Look over the listing below and work out how many lines have the word "Engines". Write only that number.

BEGIN

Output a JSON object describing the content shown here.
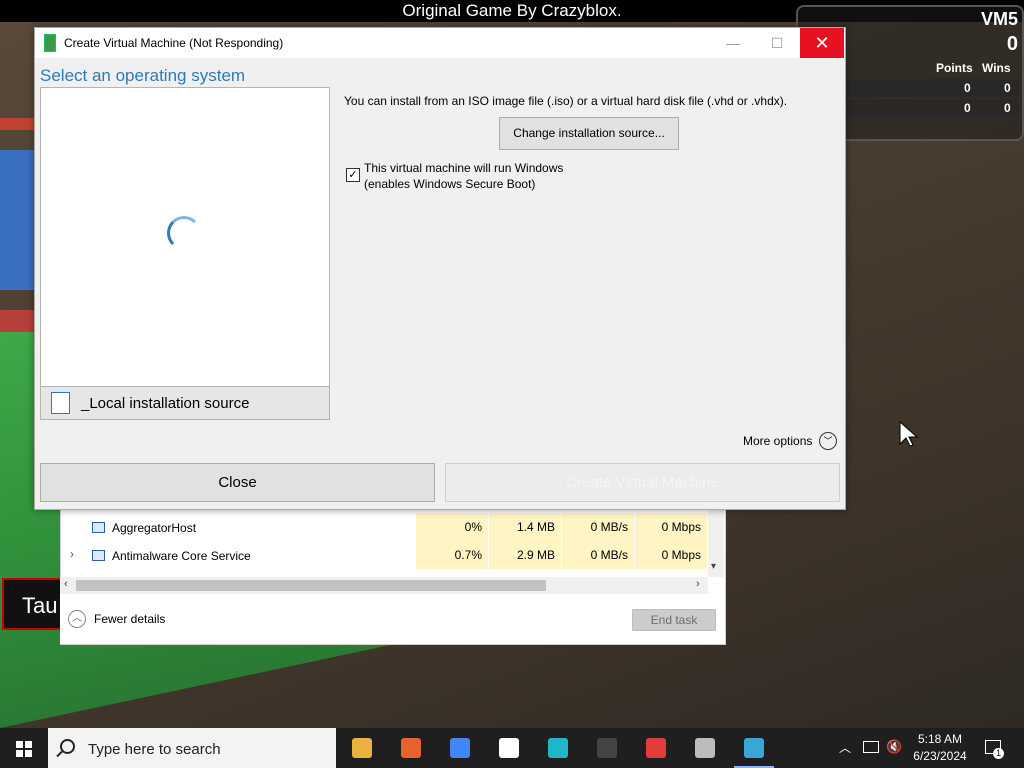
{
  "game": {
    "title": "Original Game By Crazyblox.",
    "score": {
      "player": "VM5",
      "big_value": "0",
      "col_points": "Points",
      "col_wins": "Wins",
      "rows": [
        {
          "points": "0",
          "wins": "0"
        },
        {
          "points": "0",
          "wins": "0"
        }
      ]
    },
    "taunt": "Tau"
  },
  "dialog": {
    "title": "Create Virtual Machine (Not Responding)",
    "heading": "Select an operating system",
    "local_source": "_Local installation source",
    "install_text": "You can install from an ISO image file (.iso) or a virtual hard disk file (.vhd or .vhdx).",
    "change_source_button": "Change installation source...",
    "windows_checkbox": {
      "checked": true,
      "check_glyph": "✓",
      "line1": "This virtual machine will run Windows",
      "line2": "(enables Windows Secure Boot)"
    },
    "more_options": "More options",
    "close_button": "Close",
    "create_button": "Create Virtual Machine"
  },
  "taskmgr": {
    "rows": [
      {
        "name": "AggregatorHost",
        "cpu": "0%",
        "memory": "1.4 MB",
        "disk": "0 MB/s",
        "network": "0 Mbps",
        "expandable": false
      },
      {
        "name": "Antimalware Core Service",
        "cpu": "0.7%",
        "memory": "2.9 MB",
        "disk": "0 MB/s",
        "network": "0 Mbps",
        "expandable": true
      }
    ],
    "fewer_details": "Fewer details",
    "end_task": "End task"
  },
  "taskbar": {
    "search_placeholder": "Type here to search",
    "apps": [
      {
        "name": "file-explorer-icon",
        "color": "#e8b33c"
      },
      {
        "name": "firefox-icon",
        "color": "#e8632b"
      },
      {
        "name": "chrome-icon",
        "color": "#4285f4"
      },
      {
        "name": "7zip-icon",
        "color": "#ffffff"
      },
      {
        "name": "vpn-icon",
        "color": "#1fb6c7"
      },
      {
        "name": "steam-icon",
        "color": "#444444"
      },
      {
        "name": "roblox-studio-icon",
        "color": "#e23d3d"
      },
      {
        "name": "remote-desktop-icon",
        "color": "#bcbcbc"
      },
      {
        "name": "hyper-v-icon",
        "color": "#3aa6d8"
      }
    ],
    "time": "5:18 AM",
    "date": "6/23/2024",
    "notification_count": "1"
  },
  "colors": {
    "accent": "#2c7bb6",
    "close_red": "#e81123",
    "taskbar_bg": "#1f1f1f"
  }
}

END
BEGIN

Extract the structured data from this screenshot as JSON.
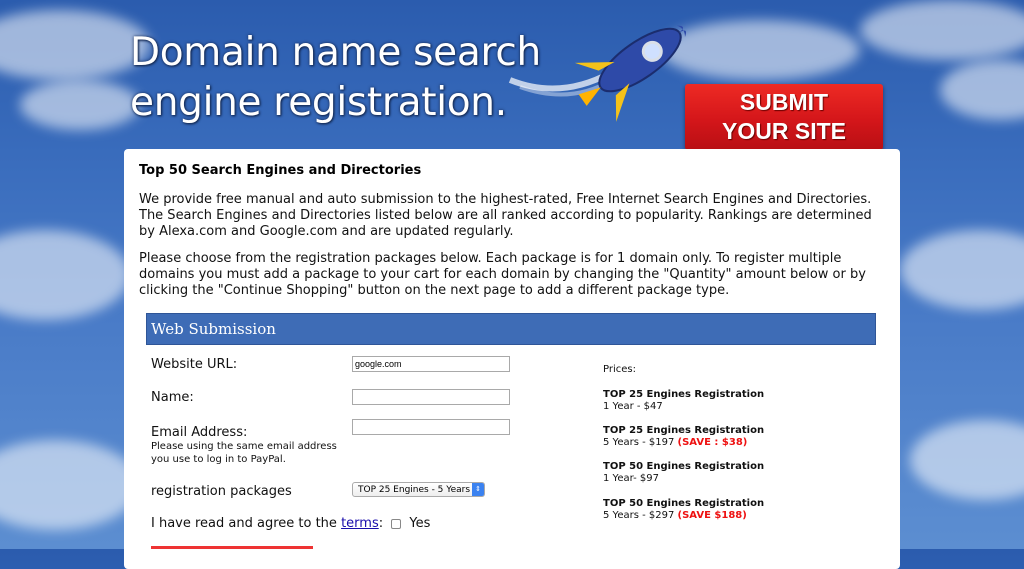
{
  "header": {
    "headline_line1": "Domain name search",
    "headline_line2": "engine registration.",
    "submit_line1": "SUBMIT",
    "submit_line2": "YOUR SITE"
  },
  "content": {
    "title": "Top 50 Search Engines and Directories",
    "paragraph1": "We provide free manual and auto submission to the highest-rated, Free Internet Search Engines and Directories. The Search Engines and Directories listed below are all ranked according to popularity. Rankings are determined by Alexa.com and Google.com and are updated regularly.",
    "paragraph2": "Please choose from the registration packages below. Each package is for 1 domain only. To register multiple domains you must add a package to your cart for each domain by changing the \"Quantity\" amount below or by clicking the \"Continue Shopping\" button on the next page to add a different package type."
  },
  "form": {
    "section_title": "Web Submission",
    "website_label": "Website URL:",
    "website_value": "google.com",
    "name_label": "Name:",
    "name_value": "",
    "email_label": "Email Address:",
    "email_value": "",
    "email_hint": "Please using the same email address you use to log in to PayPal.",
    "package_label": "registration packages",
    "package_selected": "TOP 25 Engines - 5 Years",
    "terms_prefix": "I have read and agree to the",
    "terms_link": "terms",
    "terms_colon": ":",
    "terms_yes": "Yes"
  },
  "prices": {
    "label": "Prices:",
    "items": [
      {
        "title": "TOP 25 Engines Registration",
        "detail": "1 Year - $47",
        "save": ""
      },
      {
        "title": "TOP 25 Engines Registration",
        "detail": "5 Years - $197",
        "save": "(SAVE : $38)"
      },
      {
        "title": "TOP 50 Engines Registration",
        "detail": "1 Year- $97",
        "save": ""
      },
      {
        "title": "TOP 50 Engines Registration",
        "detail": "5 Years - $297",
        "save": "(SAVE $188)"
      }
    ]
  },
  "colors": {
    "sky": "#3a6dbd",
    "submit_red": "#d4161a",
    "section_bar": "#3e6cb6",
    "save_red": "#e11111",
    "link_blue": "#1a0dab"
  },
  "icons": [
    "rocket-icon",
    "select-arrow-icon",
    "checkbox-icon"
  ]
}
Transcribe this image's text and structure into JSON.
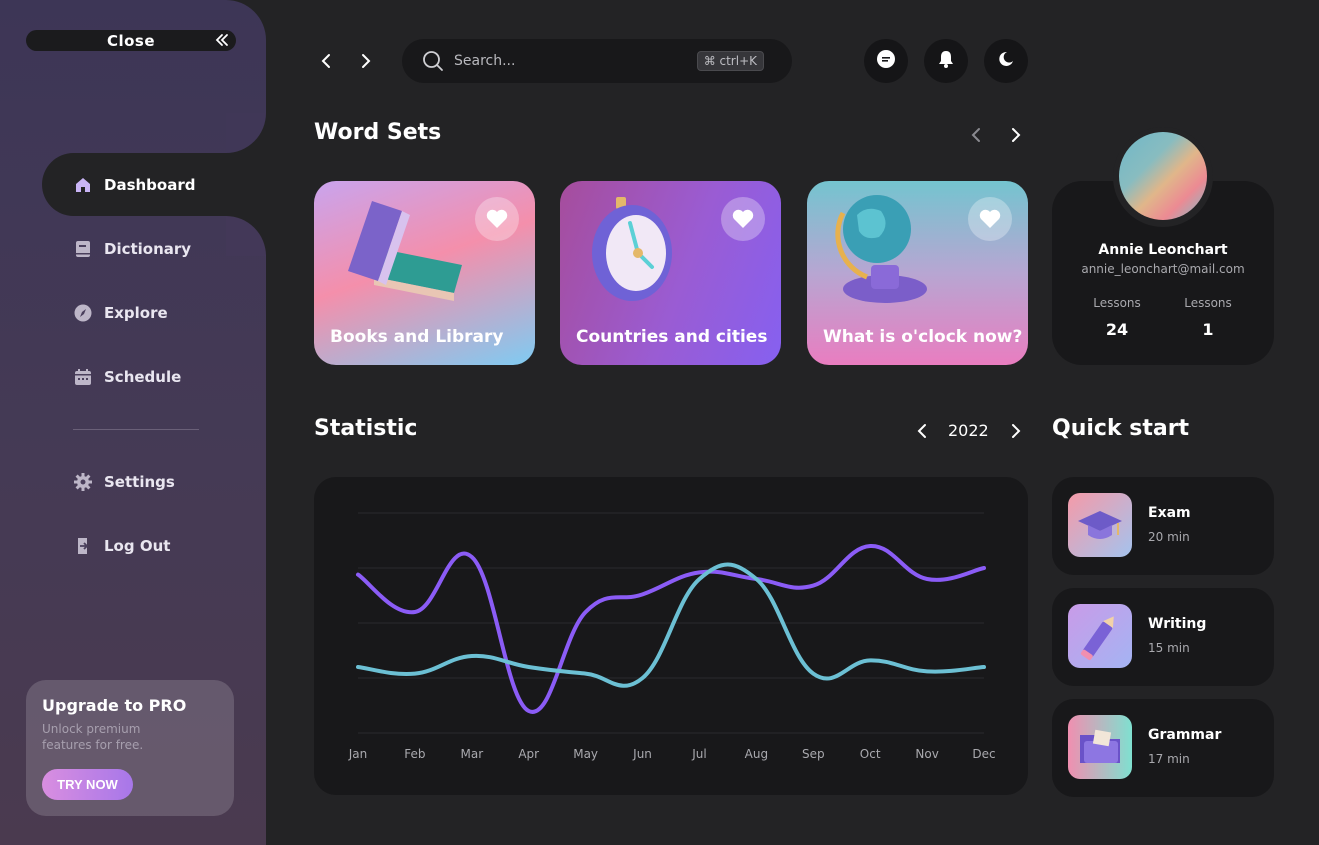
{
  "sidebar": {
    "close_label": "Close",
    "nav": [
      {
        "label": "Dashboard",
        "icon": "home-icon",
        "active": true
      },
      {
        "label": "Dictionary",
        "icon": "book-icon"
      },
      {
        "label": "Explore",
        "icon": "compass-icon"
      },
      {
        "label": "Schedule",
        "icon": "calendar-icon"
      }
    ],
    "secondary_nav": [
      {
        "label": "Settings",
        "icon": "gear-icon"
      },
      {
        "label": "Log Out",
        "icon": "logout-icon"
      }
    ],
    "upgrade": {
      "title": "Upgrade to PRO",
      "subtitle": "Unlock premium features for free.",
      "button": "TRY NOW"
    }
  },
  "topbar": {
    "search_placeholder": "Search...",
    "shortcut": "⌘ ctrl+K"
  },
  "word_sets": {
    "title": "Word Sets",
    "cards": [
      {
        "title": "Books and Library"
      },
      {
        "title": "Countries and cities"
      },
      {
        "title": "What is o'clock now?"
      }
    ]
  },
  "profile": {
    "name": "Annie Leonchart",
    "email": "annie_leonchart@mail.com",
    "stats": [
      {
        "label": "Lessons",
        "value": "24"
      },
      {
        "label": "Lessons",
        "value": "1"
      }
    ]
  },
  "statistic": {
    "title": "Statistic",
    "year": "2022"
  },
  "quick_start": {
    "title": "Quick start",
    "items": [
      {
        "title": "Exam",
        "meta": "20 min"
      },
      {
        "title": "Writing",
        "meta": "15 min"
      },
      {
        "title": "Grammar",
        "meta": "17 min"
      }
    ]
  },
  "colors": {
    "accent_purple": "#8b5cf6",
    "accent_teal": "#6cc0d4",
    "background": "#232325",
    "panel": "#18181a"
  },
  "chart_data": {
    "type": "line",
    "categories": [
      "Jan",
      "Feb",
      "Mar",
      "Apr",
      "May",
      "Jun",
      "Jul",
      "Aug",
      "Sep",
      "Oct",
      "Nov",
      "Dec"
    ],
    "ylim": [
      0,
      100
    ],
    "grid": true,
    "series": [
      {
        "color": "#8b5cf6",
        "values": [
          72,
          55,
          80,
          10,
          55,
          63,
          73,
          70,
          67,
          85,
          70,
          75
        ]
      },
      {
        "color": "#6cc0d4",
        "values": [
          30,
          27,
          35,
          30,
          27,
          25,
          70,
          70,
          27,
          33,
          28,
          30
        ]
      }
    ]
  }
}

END
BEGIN

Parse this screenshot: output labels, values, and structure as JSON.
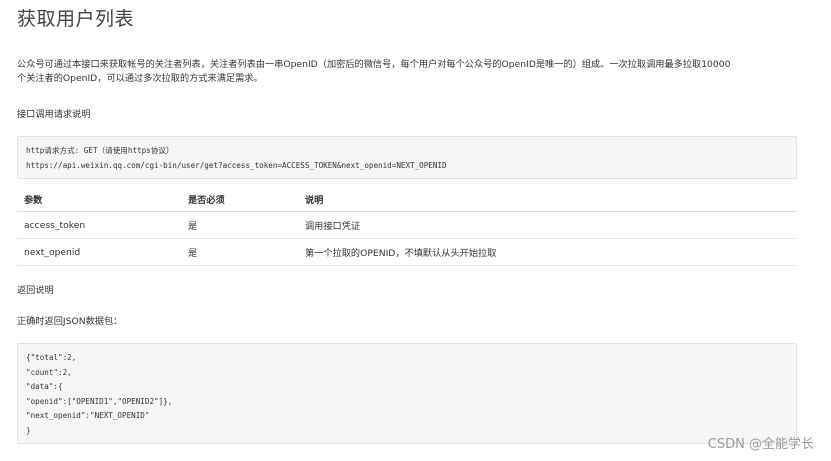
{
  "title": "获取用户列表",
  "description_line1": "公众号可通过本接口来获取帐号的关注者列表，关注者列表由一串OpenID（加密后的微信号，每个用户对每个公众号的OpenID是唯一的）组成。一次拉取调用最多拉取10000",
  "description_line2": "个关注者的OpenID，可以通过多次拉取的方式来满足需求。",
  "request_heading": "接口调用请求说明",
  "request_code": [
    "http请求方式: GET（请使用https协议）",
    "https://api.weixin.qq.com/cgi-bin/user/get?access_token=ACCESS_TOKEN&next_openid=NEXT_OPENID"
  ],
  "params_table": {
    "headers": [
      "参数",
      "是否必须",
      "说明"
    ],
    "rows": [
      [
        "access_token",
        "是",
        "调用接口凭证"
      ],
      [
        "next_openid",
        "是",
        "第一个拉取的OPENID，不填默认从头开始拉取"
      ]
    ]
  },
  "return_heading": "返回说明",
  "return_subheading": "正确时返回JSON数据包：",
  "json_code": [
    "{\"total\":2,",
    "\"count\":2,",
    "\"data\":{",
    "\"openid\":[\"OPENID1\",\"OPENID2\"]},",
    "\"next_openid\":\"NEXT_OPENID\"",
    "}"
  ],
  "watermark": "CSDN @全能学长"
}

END

→ EXPECTED ANSWER
7